### ASSIGNMENT
Copy out each line of the data that holds the word "image".

———

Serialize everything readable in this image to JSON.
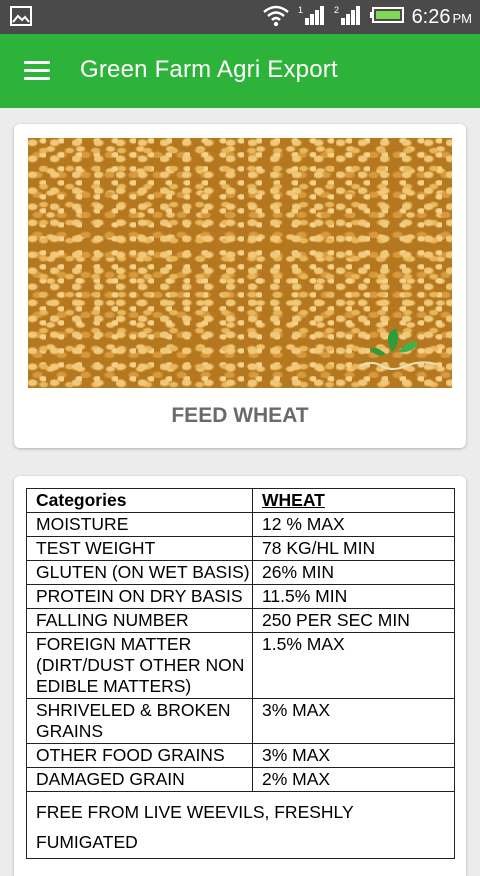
{
  "status_bar": {
    "time": "6:26",
    "ampm": "PM",
    "icons": [
      "image-icon",
      "wifi-icon",
      "signal-icon",
      "signal-2-icon",
      "battery-icon"
    ]
  },
  "app_bar": {
    "title": "Green Farm Agri Export",
    "menu_icon": "hamburger-menu-icon",
    "color": "#2db33a"
  },
  "product": {
    "name": "FEED WHEAT",
    "image": "wheat-grains-photo"
  },
  "specs": {
    "headers": [
      "Categories",
      "WHEAT"
    ],
    "rows": [
      [
        "MOISTURE",
        "12 % MAX"
      ],
      [
        "TEST WEIGHT",
        "78 KG/HL MIN"
      ],
      [
        "GLUTEN (ON WET BASIS)",
        "26% MIN"
      ],
      [
        "PROTEIN ON DRY BASIS",
        "11.5% MIN"
      ],
      [
        "FALLING NUMBER",
        "250 PER SEC MIN"
      ],
      [
        "FOREIGN MATTER (DIRT/DUST OTHER NON EDIBLE MATTERS)",
        "1.5% MAX"
      ],
      [
        "SHRIVELED & BROKEN GRAINS",
        "3% MAX"
      ],
      [
        "OTHER FOOD GRAINS",
        "3% MAX"
      ],
      [
        "DAMAGED GRAIN",
        "2% MAX"
      ]
    ],
    "note": "FREE FROM LIVE WEEVILS, FRESHLY FUMIGATED"
  }
}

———

### RESULT OF THIS TASK
Serialize everything readable in this image to JSON.
      "image-icon",
    "image": "wheat-grains-photo"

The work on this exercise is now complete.